Paul Tombs, Head of SME Proposition at Zurich, comments: “With so many UK SMEs employing gig economy workers, it would be a mistake to characterise the entire gig economy as an exploitative tool that only benefits employers. Self-employment is on the rise and demonstrates an increasing demand for flexible work which is beginning to shape the way that businesses think about workforce management.
“While politicians and the media voice concerns that gig economy work is about maximising profits and manipulating staff, when we speak to business owners, it is clear that the majority are associate it with flexibility and opportunity. If the gig economy has sprung up as an imperfect solution to the increasing demand for flexible work, then a review of the system should focus on reforms that maximise the benefits for all parties rather than descending into a blame game.”
As a gig economy worker, I am in control of the work I do and the businesses I work for. Some enterprises that use gig workers as the basis of their businesses will find that legislation and regulation is coming. As the gig economy expands, governments will increasingly pay attention to this growing group of workers.
For freelancers like me, more social security would be welcome, and could be paid for with a different tax structure. The risk is that government attempts to bring freelancers and those across the gig economy into the employed workforce, which in many ways is trying to square a circle, and is a misunderstanding of why people enter the gig economy in the first place.
New research published by CIPD shows 4% of UK working adults aged between 18 and 70 are working in the ‘gig economy’, and nearly two-thirds of them (63%) believe the Government should regulate to guarantee them basic employment rights and benefits such as holiday pay.
The research also found that, contrary to much of the rhetoric, just 14% of respondents said they did gig work because they could not find alternative employment. The most common reason for taking on gig work was to boost income (32%). Overall, gig economy workers are also about as likely to be satisfied with their work (46%) as other workers in more traditional employment are with their jobs (48%).
Peter Cheese, Chief Executive of the CIPD, the professional body for HR and people development, said: “This research shows the grey area that exists over people’s employment status in the gig economy. It is often assumed that the nature of gig work is well-suited to self-employment and in many cases this is true. However, our research also shows many gig economy workers are permanent employees, students, or even the unemployed who choose to work in the gig economy to boost their overall income.
“Our research suggests that some gig economy businesses may be seeking to have their cake and eat it by using self-employed contractors to cut costs, while at the same time, trying to maintain a level of control over people that is more appropriate for a more traditional employment relationship. Many people in the gig economy may already be eligible for basic employment rights, but are confused by the issue of their employment status.
“It is crucial that the government deals with the issue of employment status before attempting to make sweeping changes, else they risk building foundational changes on shifting sands. We welcome the Chancellor’s decision to wait for the Taylor Review before looking at making any changes in tax levels. We would like to see a full consultation on the complex issue of employment status, which explores whether it is possible to have greater clarity and consistency on this issue across employment, tax and benefits.”
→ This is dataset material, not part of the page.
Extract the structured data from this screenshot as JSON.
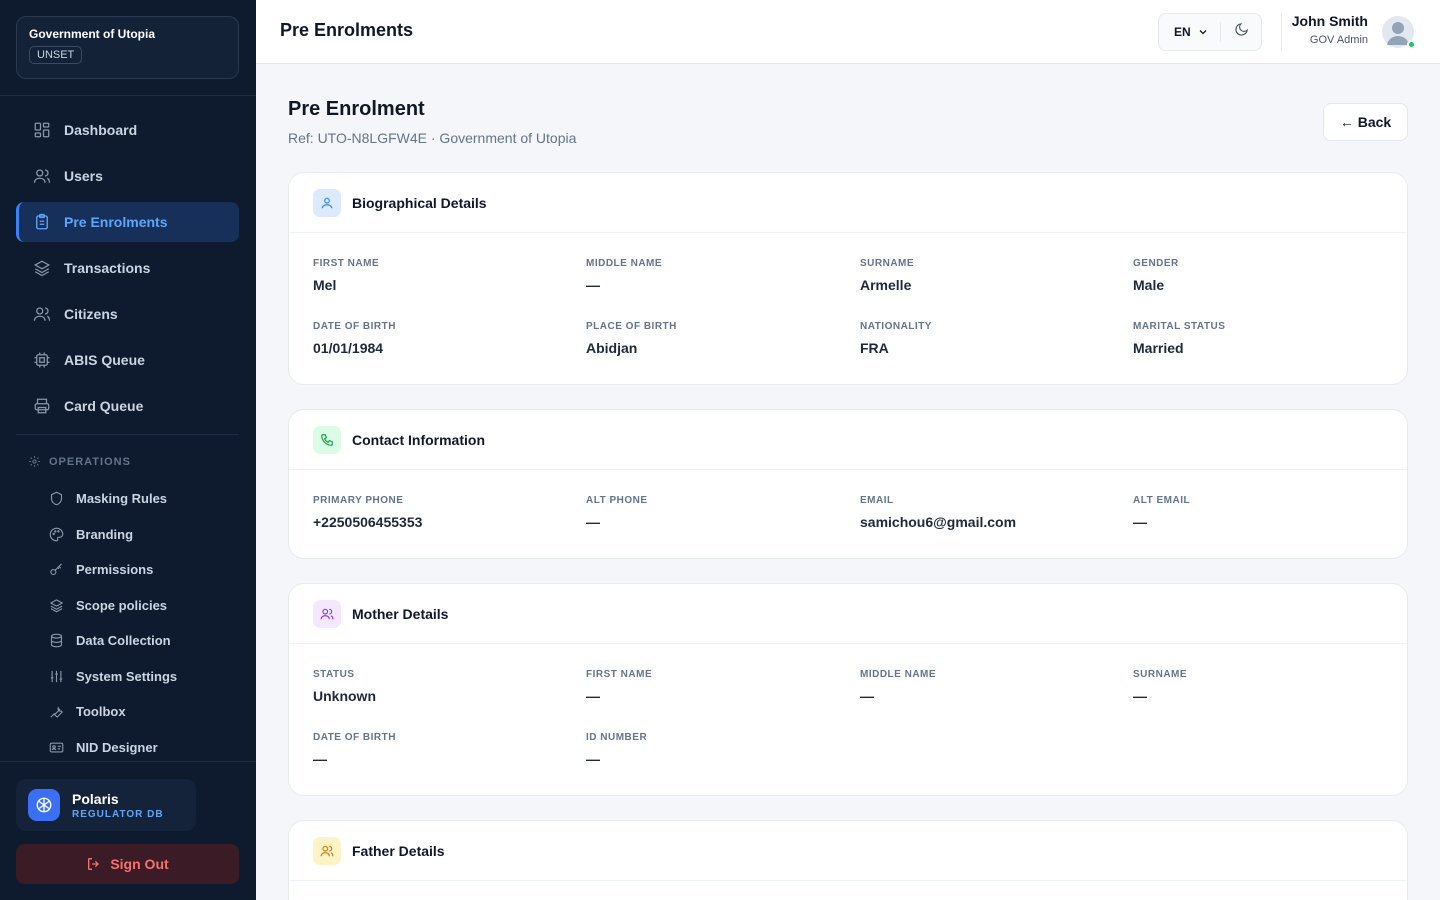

All eyes are now on the Taylor Review that should report at the end of the summer 2017 with recommendations to the government for how the gig economy and traditional employment can be integrated. Read this as how the gig economy can be further taxed, which is fine as long as the higher tax burden also has all the rights and benefits that employees now enjoy. Watch this space for more news.